Thanks so much for having the courage to put your stuff out there! I hope this helps you and other writers. Part of Electric Spec's mission is to give a voice, make a place, for unpublished and newly published writers. This game is part of realizing that mission, but just like how the magazine can't work without our slush, the game can't work without you. Keep 'em coming!

addendum: I agree with Lesley in comments. I think I am harsh in this critique. I want to explain my method because I do A LOT of critique through various places and I don't usually hurt feelings. Hopefully I didn't do that here. But in this game I'm also trying to think it through as an editor, as well as show our authors and participants what is going through editors' heads as they read slush. I also am always happy within the game to take a look at rewrites, if anyone's interested.


writtenwyrdd said...

This is a strong scene, but, like Editor Betsy says, it's not as accessible as it could be. Trimming the adverbs, omitting alliteration and giving just a tiny bit of anchoring description would be great. I didn't mind what I felt was an omniscient pov, though.

lesleylsmith said...

Ouch, Betsy.

Kudos, "Keeper" author for volunteering. You're a good sport! Generally, I thought this author knows how to write. :) (Obviously!)

I thought the emerald fusing light was original, so I would keep reading.
There's that subjective aspect:I love original stuff.
(I also sort of like adverbs; Editor Dave hates them.)

Along those lines, however, we tend not to get very original fantasy stories. I'd love to see traditional sword and sorcery with something else. This also relates to what Editor Betsy was getting at with theme. Excellent short stories should utilize multiple devices. For example, the protagonist should at least have an inner struggle/plot arc to go with the outer struggle/plot arc.

A note on pov: the most common pov in short published genre fiction today is 3rd person, followed by 1st person. An omniscient pov is a tough sell.

Betsy Dornbusch said...

I didn't really consider this an omniscient piece because we only get vaguely into the Warrior's head, not the rotund man.

Omniscience is a tough sell. I could write a thousand words on it, but basically it's because savvy readers want to watch the action as it unfolds and make up their own minds about the whats and whys of a story.

David E. Hughes said...

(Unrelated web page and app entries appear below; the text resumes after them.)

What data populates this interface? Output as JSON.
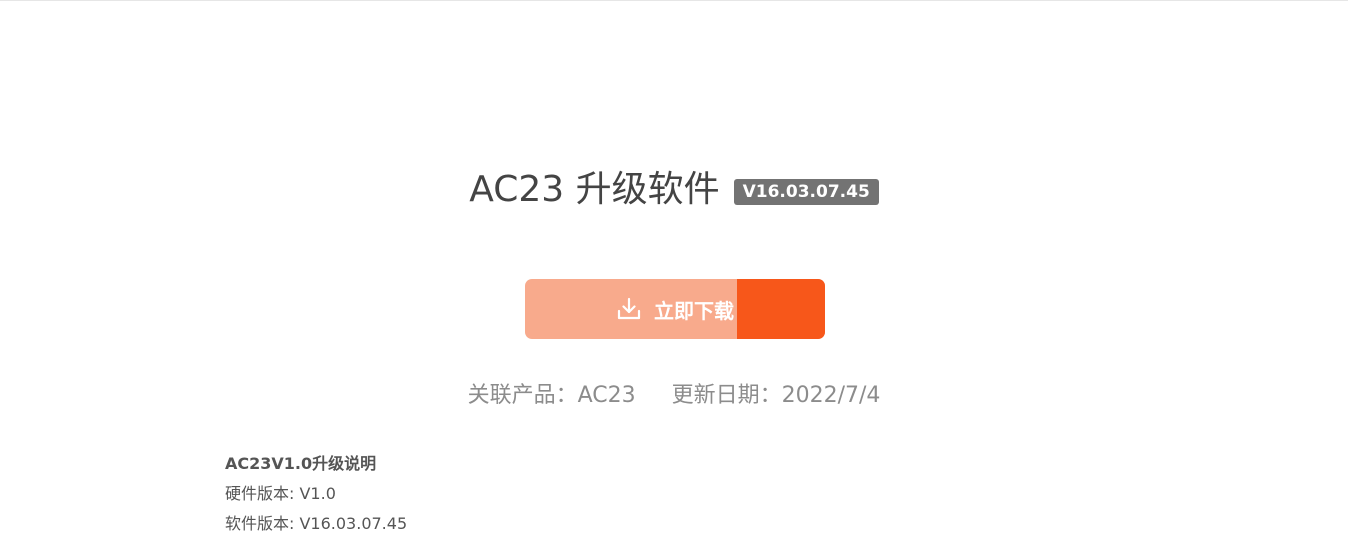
{
  "header": {
    "title": "AC23 升级软件",
    "version_badge": "V16.03.07.45"
  },
  "download": {
    "label": "立即下载",
    "icon": "download-icon",
    "progress_percent": 29.3,
    "colors": {
      "base": "#f8aa8c",
      "progress": "#f7571a",
      "text": "#ffffff"
    }
  },
  "meta": {
    "related_product": "关联产品：AC23",
    "update_date": "更新日期：2022/7/4"
  },
  "release_notes": {
    "heading": "AC23V1.0升级说明",
    "lines": [
      "硬件版本: V1.0",
      "软件版本: V16.03.07.45"
    ]
  }
}
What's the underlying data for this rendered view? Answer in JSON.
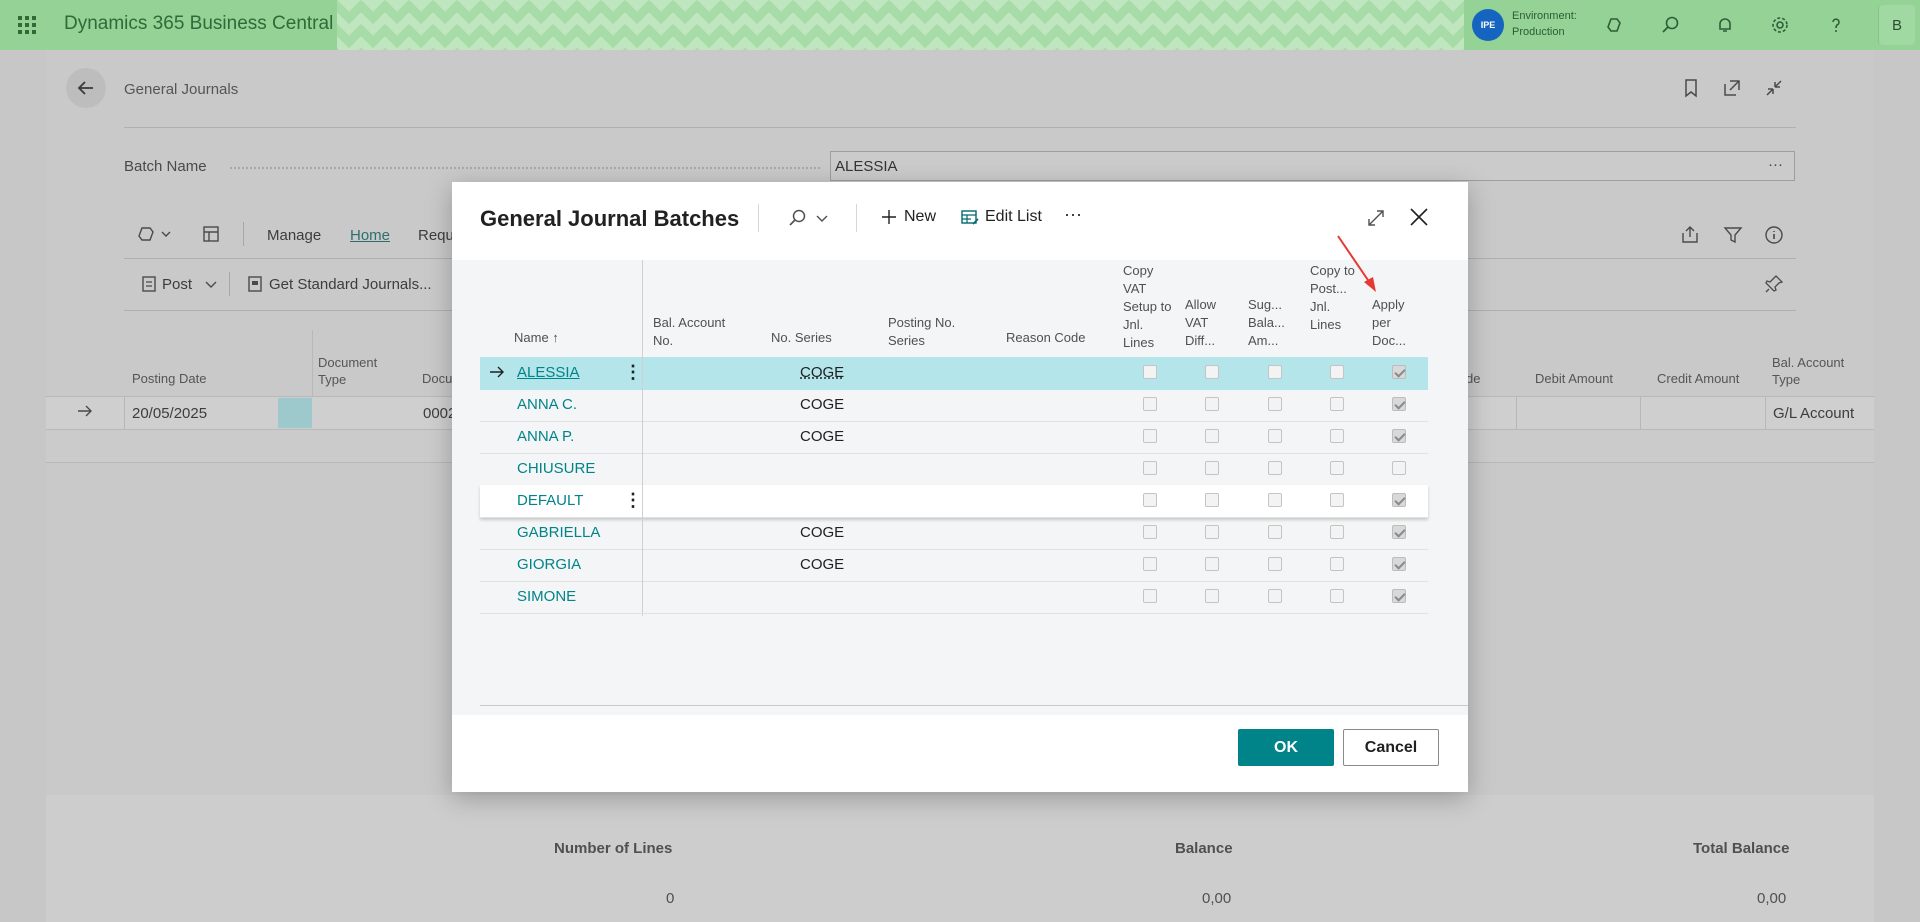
{
  "topbar": {
    "app_name": "Dynamics 365 Business Central",
    "env_initials": "IPE",
    "env_label": "Environment:",
    "env_name": "Production",
    "user_initial": "B"
  },
  "page": {
    "title": "General Journals",
    "batch_label": "Batch Name",
    "batch_value": "ALESSIA",
    "batch_more": "···",
    "tabs": [
      "Manage",
      "Home",
      "Requ"
    ],
    "actions": {
      "post": "Post",
      "get_standard": "Get Standard Journals..."
    },
    "grid_headers": {
      "posting_date": "Posting Date",
      "document_type": "Document Type",
      "docu": "Docu",
      "de": "de",
      "debit_amount": "Debit Amount",
      "credit_amount": "Credit Amount",
      "bal_account_type": "Bal. Account Type"
    },
    "grid_row": {
      "posting_date": "20/05/2025",
      "docu": "0002",
      "bal_account_type": "G/L Account"
    },
    "footer": {
      "number_of_lines_label": "Number of Lines",
      "number_of_lines_value": "0",
      "balance_label": "Balance",
      "balance_value": "0,00",
      "total_balance_label": "Total Balance",
      "total_balance_value": "0,00"
    }
  },
  "modal": {
    "title": "General Journal Batches",
    "new_label": "New",
    "edit_list_label": "Edit List",
    "more_label": "···",
    "ok_label": "OK",
    "cancel_label": "Cancel",
    "headers": {
      "name": "Name ↑",
      "bal_account_no": "Bal. Account No.",
      "no_series": "No. Series",
      "posting_no_series": "Posting No. Series",
      "reason_code": "Reason Code",
      "copy_vat": "Copy VAT Setup to Jnl. Lines",
      "allow_vat": "Allow VAT Diff...",
      "sug_bal": "Sug... Bala... Am...",
      "copy_post": "Copy to Post... Jnl. Lines",
      "apply_per_doc": "Apply per Doc..."
    },
    "rows": [
      {
        "name": "ALESSIA",
        "no_series": "COGE",
        "apply_per_doc": true
      },
      {
        "name": "ANNA C.",
        "no_series": "COGE",
        "apply_per_doc": true
      },
      {
        "name": "ANNA P.",
        "no_series": "COGE",
        "apply_per_doc": true
      },
      {
        "name": "CHIUSURE",
        "no_series": "",
        "apply_per_doc": false
      },
      {
        "name": "DEFAULT",
        "no_series": "",
        "apply_per_doc": true
      },
      {
        "name": "GABRIELLA",
        "no_series": "COGE",
        "apply_per_doc": true
      },
      {
        "name": "GIORGIA",
        "no_series": "COGE",
        "apply_per_doc": true
      },
      {
        "name": "SIMONE",
        "no_series": "",
        "apply_per_doc": true
      }
    ]
  },
  "colors": {
    "accent": "#008489",
    "selected_row": "#b3e5ea",
    "annotation_arrow": "#e53935",
    "topbar": "#a0d9a1"
  }
}
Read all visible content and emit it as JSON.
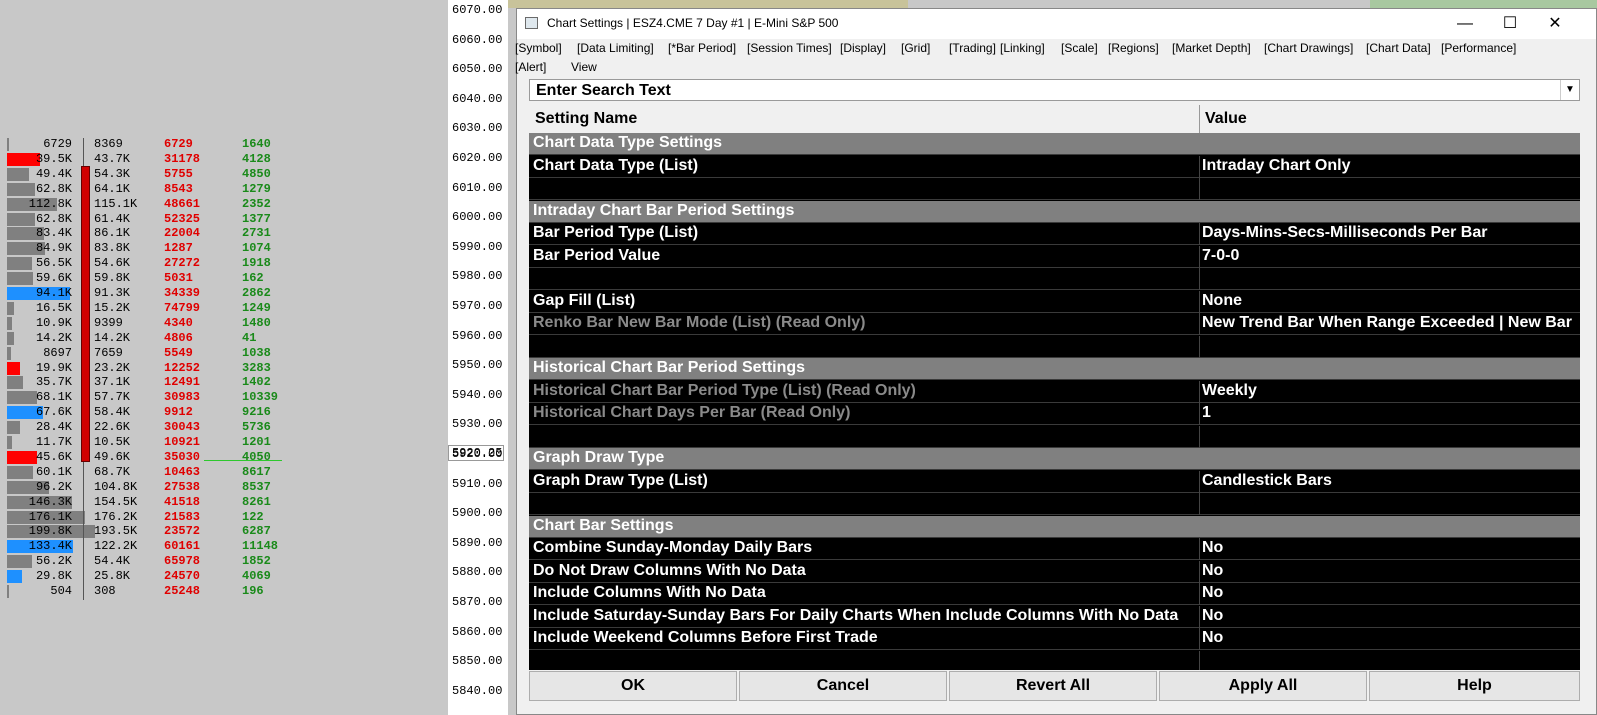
{
  "price_axis": {
    "ticks": [
      "6070.00",
      "6060.00",
      "6050.00",
      "6040.00",
      "6030.00",
      "6020.00",
      "6010.00",
      "6000.00",
      "5990.00",
      "5980.00",
      "5970.00",
      "5960.00",
      "5950.00",
      "5940.00",
      "5930.00",
      "5920.00",
      "5910.00",
      "5900.00",
      "5890.00",
      "5880.00",
      "5870.00",
      "5860.00",
      "5850.00",
      "5840.00"
    ],
    "current_price": "5920.25"
  },
  "volume_profile": [
    {
      "c1": "6729",
      "c2": "8369",
      "c3": "6729",
      "c4": "1640",
      "bar": "gray",
      "pct": 0.02
    },
    {
      "c1": "39.5K",
      "c2": "43.7K",
      "c3": "31178",
      "c4": "4128",
      "bar": "red",
      "pct": 0.5
    },
    {
      "c1": "49.4K",
      "c2": "54.3K",
      "c3": "5755",
      "c4": "4850",
      "bar": "gray",
      "pct": 0.33
    },
    {
      "c1": "62.8K",
      "c2": "64.1K",
      "c3": "8543",
      "c4": "1279",
      "bar": "gray",
      "pct": 0.42
    },
    {
      "c1": "112.8K",
      "c2": "115.1K",
      "c3": "48661",
      "c4": "2352",
      "bar": "gray",
      "pct": 0.75
    },
    {
      "c1": "62.8K",
      "c2": "61.4K",
      "c3": "52325",
      "c4": "1377",
      "bar": "gray",
      "pct": 0.42
    },
    {
      "c1": "83.4K",
      "c2": "86.1K",
      "c3": "22004",
      "c4": "2731",
      "bar": "gray",
      "pct": 0.56
    },
    {
      "c1": "84.9K",
      "c2": "83.8K",
      "c3": "1287",
      "c4": "1074",
      "bar": "gray",
      "pct": 0.57
    },
    {
      "c1": "56.5K",
      "c2": "54.6K",
      "c3": "27272",
      "c4": "1918",
      "bar": "gray",
      "pct": 0.38
    },
    {
      "c1": "59.6K",
      "c2": "59.8K",
      "c3": "5031",
      "c4": "162",
      "bar": "gray",
      "pct": 0.4
    },
    {
      "c1": "94.1K",
      "c2": "91.3K",
      "c3": "34339",
      "c4": "2862",
      "bar": "blue",
      "pct": 0.95
    },
    {
      "c1": "16.5K",
      "c2": "15.2K",
      "c3": "74799",
      "c4": "1249",
      "bar": "gray",
      "pct": 0.11
    },
    {
      "c1": "10.9K",
      "c2": "9399",
      "c3": "4340",
      "c4": "1480",
      "bar": "gray",
      "pct": 0.07
    },
    {
      "c1": "14.2K",
      "c2": "14.2K",
      "c3": "4806",
      "c4": "41",
      "bar": "gray",
      "pct": 0.1
    },
    {
      "c1": "8697",
      "c2": "7659",
      "c3": "5549",
      "c4": "1038",
      "bar": "gray",
      "pct": 0.06
    },
    {
      "c1": "19.9K",
      "c2": "23.2K",
      "c3": "12252",
      "c4": "3283",
      "bar": "red",
      "pct": 0.2
    },
    {
      "c1": "35.7K",
      "c2": "37.1K",
      "c3": "12491",
      "c4": "1402",
      "bar": "gray",
      "pct": 0.24
    },
    {
      "c1": "68.1K",
      "c2": "57.7K",
      "c3": "30983",
      "c4": "10339",
      "bar": "gray",
      "pct": 0.46
    },
    {
      "c1": "67.6K",
      "c2": "58.4K",
      "c3": "9912",
      "c4": "9216",
      "bar": "blue",
      "pct": 0.54
    },
    {
      "c1": "28.4K",
      "c2": "22.6K",
      "c3": "30043",
      "c4": "5736",
      "bar": "gray",
      "pct": 0.19
    },
    {
      "c1": "11.7K",
      "c2": "10.5K",
      "c3": "10921",
      "c4": "1201",
      "bar": "gray",
      "pct": 0.08
    },
    {
      "c1": "45.6K",
      "c2": "49.6K",
      "c3": "35030",
      "c4": "4050",
      "bar": "red",
      "pct": 0.46
    },
    {
      "c1": "60.1K",
      "c2": "68.7K",
      "c3": "10463",
      "c4": "8617",
      "bar": "gray",
      "pct": 0.4
    },
    {
      "c1": "96.2K",
      "c2": "104.8K",
      "c3": "27538",
      "c4": "8537",
      "bar": "gray",
      "pct": 0.64
    },
    {
      "c1": "146.3K",
      "c2": "154.5K",
      "c3": "41518",
      "c4": "8261",
      "bar": "gray",
      "pct": 0.98
    },
    {
      "c1": "176.1K",
      "c2": "176.2K",
      "c3": "21583",
      "c4": "122",
      "bar": "gray",
      "pct": 1.18
    },
    {
      "c1": "199.8K",
      "c2": "193.5K",
      "c3": "23572",
      "c4": "6287",
      "bar": "gray",
      "pct": 1.34
    },
    {
      "c1": "133.4K",
      "c2": "122.2K",
      "c3": "60161",
      "c4": "11148",
      "bar": "blue",
      "pct": 1.0
    },
    {
      "c1": "56.2K",
      "c2": "54.4K",
      "c3": "65978",
      "c4": "1852",
      "bar": "gray",
      "pct": 0.38
    },
    {
      "c1": "29.8K",
      "c2": "25.8K",
      "c3": "24570",
      "c4": "4069",
      "bar": "blue",
      "pct": 0.22
    },
    {
      "c1": "504",
      "c2": "308",
      "c3": "25248",
      "c4": "196",
      "bar": "gray",
      "pct": 0.01
    }
  ],
  "dialog": {
    "title": "Chart Settings | ESZ4.CME  7 Day  #1 | E-Mini S&P 500",
    "window_buttons": {
      "minimize": "—",
      "maximize": "☐",
      "close": "✕"
    },
    "menu": [
      "[Symbol]",
      "[Data Limiting]",
      "[*Bar Period]",
      "[Session Times]",
      "[Display]",
      "[Grid]",
      "[Trading]",
      "[Linking]",
      "[Scale]",
      "[Regions]",
      "[Market Depth]",
      "[Chart Drawings]",
      "[Chart Data]",
      "[Performance]",
      "[Alert]",
      "View"
    ],
    "search_placeholder": "Enter Search Text",
    "columns": {
      "name": "Setting Name",
      "value": "Value"
    },
    "rows": [
      {
        "type": "section",
        "name": "Chart Data Type Settings",
        "value": ""
      },
      {
        "type": "row",
        "name": "Chart Data Type (List)",
        "value": "Intraday Chart Only"
      },
      {
        "type": "blank",
        "name": "",
        "value": ""
      },
      {
        "type": "section",
        "name": "Intraday Chart Bar Period Settings",
        "value": ""
      },
      {
        "type": "row",
        "name": "Bar Period Type (List)",
        "value": "Days-Mins-Secs-Milliseconds Per Bar"
      },
      {
        "type": "row",
        "name": "Bar Period Value",
        "value": "7-0-0"
      },
      {
        "type": "blank",
        "name": "",
        "value": ""
      },
      {
        "type": "row",
        "name": "Gap Fill (List)",
        "value": "None"
      },
      {
        "type": "ro",
        "name": "Renko Bar New Bar Mode (List) (Read Only)",
        "value": "New Trend Bar When Range Exceeded | New Bar"
      },
      {
        "type": "blank",
        "name": "",
        "value": ""
      },
      {
        "type": "section",
        "name": "Historical Chart Bar Period Settings",
        "value": ""
      },
      {
        "type": "ro",
        "name": "Historical Chart Bar Period Type (List) (Read Only)",
        "value": "Weekly"
      },
      {
        "type": "ro",
        "name": "Historical Chart Days Per Bar (Read Only)",
        "value": "1"
      },
      {
        "type": "blank",
        "name": "",
        "value": ""
      },
      {
        "type": "section",
        "name": "Graph Draw Type",
        "value": ""
      },
      {
        "type": "row",
        "name": "Graph Draw Type (List)",
        "value": "Candlestick Bars"
      },
      {
        "type": "blank",
        "name": "",
        "value": ""
      },
      {
        "type": "section",
        "name": "Chart Bar Settings",
        "value": ""
      },
      {
        "type": "row",
        "name": "Combine Sunday-Monday Daily Bars",
        "value": "No"
      },
      {
        "type": "row",
        "name": "Do Not Draw Columns With No Data",
        "value": "No"
      },
      {
        "type": "row",
        "name": "Include Columns With No Data",
        "value": "No"
      },
      {
        "type": "row",
        "name": "Include Saturday-Sunday Bars For Daily Charts When Include Columns With No Data",
        "value": "No"
      },
      {
        "type": "row",
        "name": "Include Weekend Columns Before First Trade",
        "value": "No"
      },
      {
        "type": "blank",
        "name": "",
        "value": ""
      }
    ],
    "buttons": [
      "OK",
      "Cancel",
      "Revert All",
      "Apply All",
      "Help"
    ]
  },
  "colors": {
    "bar_gray": "#808080",
    "bar_red": "#ff0000",
    "bar_blue": "#1e90ff",
    "section_bg": "#808080",
    "grid_bg": "#000000"
  }
}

I'm in agreement with Bets on this one. And, Lesley is right, the adverbs turned me off right away. Two additional thoughts come to mind. I see a number of submissions that start with action such as a battle or a fight. This may result from a mistaken understanding of conflict. When a writer hears that a story should start with conflict he or she thinks of a good fight, but true conflict involves introducing the character, the character's goal, and the obstacle preventing the character from attaining that goal.

Another challenge for writers that this story introduces is describing an interaction between characters with no names. It is hard enough describe a scene between, say, a limited POV character and a stranger, but when you have two nameless characters, it can get downright awkward. As an experiment, this author could try naming one of the characters to see if the scene flows better.

sex scenes at starbucks said...

Based on an email I got from the writer--and again I applaud the courage--s/he mentions that neither character in the scene is the MC and wonders if s/he should rewrite and start with her?

In a word--YES!!

writtenwyrdd said...

I've always understood that when an sf story begins with a non-protagonist, it is usually in a prologue (which, although I like them, seem almost universally despised) or the character is shortly to die.

sex scenes at starbucks said...

I generally like laser focused short stories. Only use characters that directly relate to the plot, that sort of thing.

six blocks east of mars said...

I like alliteration and I don't think we see it enough in spec fic, but it can be overdone.

Even if this scene and these characters may not be the best way to open the story, a spinning broadaxe about to cleave a body is a cool way to start the action.

laughingwolf said...

yes, it is the prolog to the nanowrimo challenge, hence as much verbiage as i could add ;)

but thought i could do a short from it

i'll submit the protag pov piece, once i hone it a bit

thx for the kind comments, btw